[Stored items from a collection]
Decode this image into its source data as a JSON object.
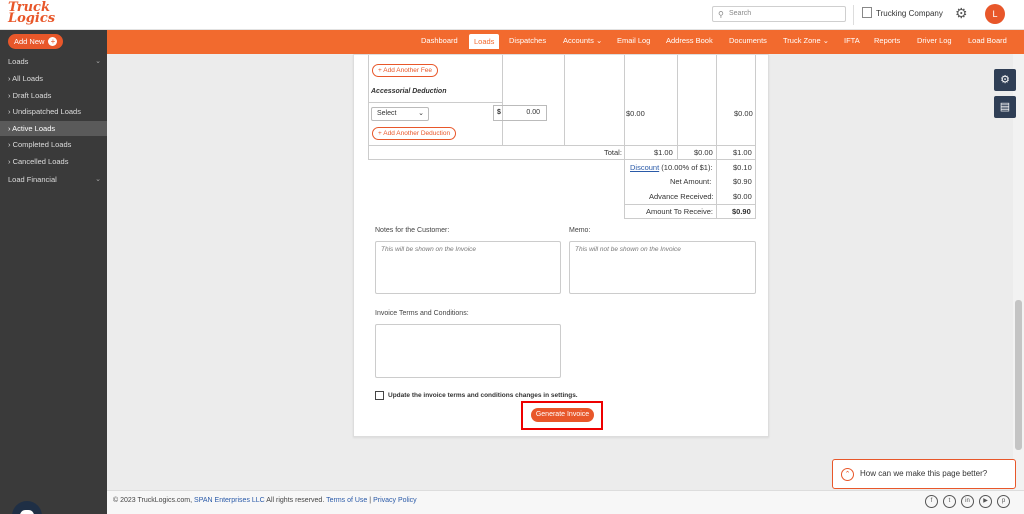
{
  "header": {
    "logo_line1": "Truck",
    "logo_line2": "Logics",
    "search_placeholder": "Search",
    "company": "Trucking Company",
    "avatar_initial": "L"
  },
  "sidebar": {
    "add_new": "Add New",
    "items": [
      {
        "label": "Loads"
      },
      {
        "label": "All Loads"
      },
      {
        "label": "Draft Loads"
      },
      {
        "label": "Undispatched Loads"
      },
      {
        "label": "Active Loads"
      },
      {
        "label": "Completed Loads"
      },
      {
        "label": "Cancelled Loads"
      },
      {
        "label": "Load Financial"
      }
    ]
  },
  "nav": {
    "items": [
      "Dashboard",
      "Loads",
      "Dispatches",
      "Accounts",
      "Email Log",
      "Address Book",
      "Documents",
      "Truck Zone",
      "IFTA",
      "Reports",
      "Driver Log",
      "Load Board"
    ]
  },
  "invoice": {
    "add_fee": "Add Another Fee",
    "accessorial_deduction": "Accessorial Deduction",
    "select_value": "Select",
    "currency": "$",
    "amount_value": "0.00",
    "deduction_col3": "$0.00",
    "deduction_col6": "$0.00",
    "add_deduction": "Add Another Deduction",
    "total_label": "Total:",
    "total_c3": "$1.00",
    "total_c4": "$0.00",
    "total_c6": "$1.00",
    "discount_link": "Discount",
    "discount_note": "(10.00% of $1):",
    "discount_val": "$0.10",
    "net_label": "Net Amount:",
    "net_val": "$0.90",
    "advance_label": "Advance Received:",
    "advance_val": "$0.00",
    "receive_label": "Amount To Receive:",
    "receive_val": "$0.90",
    "notes_label": "Notes for the Customer:",
    "notes_placeholder": "This will be shown on the Invoice",
    "memo_label": "Memo:",
    "memo_placeholder": "This will not be shown on the Invoice",
    "terms_label": "Invoice Terms and Conditions:",
    "update_terms": "Update the invoice terms and conditions changes in settings.",
    "generate": "Generate Invoice"
  },
  "feedback": {
    "text": "How can we make this page better?"
  },
  "footer": {
    "copy_prefix": "© 2023 TruckLogics.com,",
    "span": "SPAN Enterprises LLC",
    "rights": "All rights reserved.",
    "terms": "Terms of Use",
    "sep": "|",
    "privacy": "Privacy Policy"
  },
  "colors": {
    "brand": "#f26a2e",
    "sidebar": "#3a3a3a",
    "highlight": "#e00000"
  }
}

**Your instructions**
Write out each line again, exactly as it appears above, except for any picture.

**Result**
Decode this image into its source data as a JSON object.
{
  "header": {
    "logo_line1": "Truck",
    "logo_line2": "Logics",
    "search_placeholder": "Search",
    "company": "Trucking Company",
    "avatar_initial": "L"
  },
  "sidebar": {
    "add_new": "Add New",
    "items": [
      {
        "label": "Loads"
      },
      {
        "label": "All Loads"
      },
      {
        "label": "Draft Loads"
      },
      {
        "label": "Undispatched Loads"
      },
      {
        "label": "Active Loads"
      },
      {
        "label": "Completed Loads"
      },
      {
        "label": "Cancelled Loads"
      },
      {
        "label": "Load Financial"
      }
    ]
  },
  "nav": {
    "items": [
      "Dashboard",
      "Loads",
      "Dispatches",
      "Accounts",
      "Email Log",
      "Address Book",
      "Documents",
      "Truck Zone",
      "IFTA",
      "Reports",
      "Driver Log",
      "Load Board"
    ]
  },
  "invoice": {
    "add_fee": "Add Another Fee",
    "accessorial_deduction": "Accessorial Deduction",
    "select_value": "Select",
    "currency": "$",
    "amount_value": "0.00",
    "deduction_col3": "$0.00",
    "deduction_col6": "$0.00",
    "add_deduction": "Add Another Deduction",
    "total_label": "Total:",
    "total_c3": "$1.00",
    "total_c4": "$0.00",
    "total_c6": "$1.00",
    "discount_link": "Discount",
    "discount_note": "(10.00% of $1):",
    "discount_val": "$0.10",
    "net_label": "Net Amount:",
    "net_val": "$0.90",
    "advance_label": "Advance Received:",
    "advance_val": "$0.00",
    "receive_label": "Amount To Receive:",
    "receive_val": "$0.90",
    "notes_label": "Notes for the Customer:",
    "notes_placeholder": "This will be shown on the Invoice",
    "memo_label": "Memo:",
    "memo_placeholder": "This will not be shown on the Invoice",
    "terms_label": "Invoice Terms and Conditions:",
    "update_terms": "Update the invoice terms and conditions changes in settings.",
    "generate": "Generate Invoice"
  },
  "feedback": {
    "text": "How can we make this page better?"
  },
  "footer": {
    "copy_prefix": "© 2023 TruckLogics.com,",
    "span": "SPAN Enterprises LLC",
    "rights": "All rights reserved.",
    "terms": "Terms of Use",
    "sep": "|",
    "privacy": "Privacy Policy"
  },
  "colors": {
    "brand": "#f26a2e",
    "sidebar": "#3a3a3a",
    "highlight": "#e00000"
  }
}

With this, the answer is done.